By: Sara Hofmeier
I came across two things online recently that have left me thinking a lot about how we talk about out bodies and the messages we send – an article written by a mother who recalled a particular interaction with her five-year-old daughter in the bathroom one day about the size of her legs, and a video made by a 4-year-old girl and her mother about uniqueness and beauty.
In the article, a woman describes a moment when she and her young daughte
r were in the restroom together. Her daughter comments on how “fat” her mom’s thighs are, compared to her own “skinny” legs, and the comment brings the woman back to a memory of a similar interaction decades previously with her own mother about body size and shape, and the negativity her mother had about the size of her thighs. Recogniz
ing this as an opportunity to make a difference for her daughter and potentially change this pattern of body dissatisfaction, the woman embraces her daughter’s proclamation and begins to talk excitedly with her about all of the wonderful ways your body changes as you get older. Her daughter begins to share this excitement, reveling in the idea that she too will have curves one day and look like her mother. And with that seemingly small conversation, this five-year-old daughter was exposed to the idea that talking about our bodies can be positive, encouraging, and even exciting.
All too often, we engage in conversations that put a negative spotlight on our body sizes and difference. What if we celebrated our bodies? Celebrated our differences, our sizes, our shapes? Think about the potential impact of those changed conversations.
What if we all thought about the uniqueness of our bodies the way 4-year-old Sophia does?
The message is simple – you are unique, and beauty is not about being skinny
. With National Eating Disorders Awareness Week this week, take some time to think about how you talk about your body, and celebrate everything unique about it! For more information about developing positive body image, and steps you can take, visit

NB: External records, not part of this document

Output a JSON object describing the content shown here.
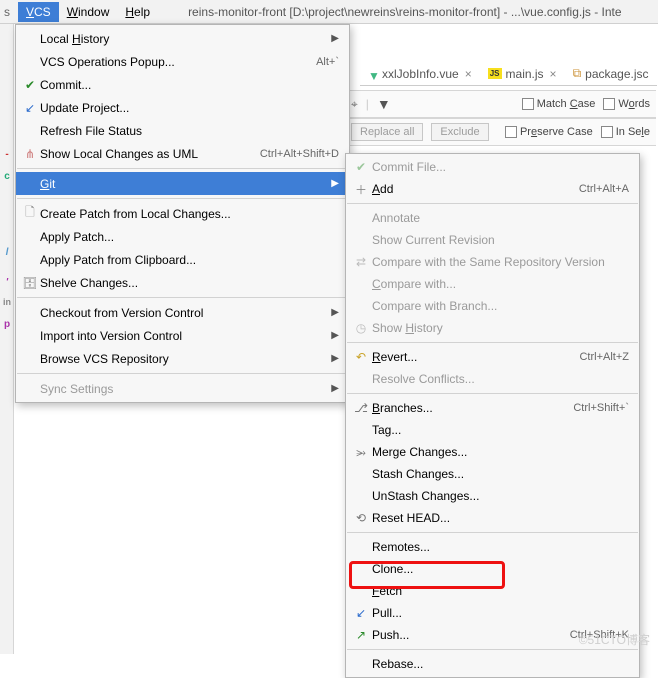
{
  "menubar": {
    "left_stub": "s",
    "vcs": "VCS",
    "window": "Window",
    "help": "Help",
    "title": "reins-monitor-front [D:\\project\\newreins\\reins-monitor-front] - ...\\vue.config.js - Inte"
  },
  "tabs": {
    "t1": "xxlJobInfo.vue",
    "t2": "main.js",
    "t3": "package.jsc"
  },
  "findbar": {
    "replace": "Replace all",
    "exclude": "Exclude",
    "match_case": "Match Case",
    "words": "Words",
    "preserve_case": "Preserve Case",
    "in_sel": "In Sele"
  },
  "gutter": {
    "a": "-",
    "b": "c",
    "c": "l",
    "d": "'",
    "e": "in",
    "f": "p"
  },
  "vcs_menu": {
    "local_history": "Local History",
    "ops_popup": "VCS Operations Popup...",
    "ops_popup_sc": "Alt+`",
    "commit": "Commit...",
    "update": "Update Project...",
    "refresh": "Refresh File Status",
    "uml": "Show Local Changes as UML",
    "uml_sc": "Ctrl+Alt+Shift+D",
    "git": "Git",
    "create_patch": "Create Patch from Local Changes...",
    "apply_patch": "Apply Patch...",
    "apply_patch_clip": "Apply Patch from Clipboard...",
    "shelve": "Shelve Changes...",
    "checkout": "Checkout from Version Control",
    "import": "Import into Version Control",
    "browse": "Browse VCS Repository",
    "sync": "Sync Settings"
  },
  "git_menu": {
    "commit_file": "Commit File...",
    "add": "Add",
    "add_sc": "Ctrl+Alt+A",
    "annotate": "Annotate",
    "show_current": "Show Current Revision",
    "compare_same": "Compare with the Same Repository Version",
    "compare_with": "Compare with...",
    "compare_branch": "Compare with Branch...",
    "show_history": "Show History",
    "revert": "Revert...",
    "revert_sc": "Ctrl+Alt+Z",
    "resolve": "Resolve Conflicts...",
    "branches": "Branches...",
    "branches_sc": "Ctrl+Shift+`",
    "tag": "Tag...",
    "merge": "Merge Changes...",
    "stash": "Stash Changes...",
    "unstash": "UnStash Changes...",
    "reset": "Reset HEAD...",
    "remotes": "Remotes...",
    "clone": "Clone...",
    "fetch": "Fetch",
    "pull": "Pull...",
    "push": "Push...",
    "push_sc": "Ctrl+Shift+K",
    "rebase": "Rebase..."
  },
  "watermark": "©51CTO博客"
}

the NEDA Website:
Original Article: inthepowderroom.com/read/the-edge/2013-01-her-future-fat-t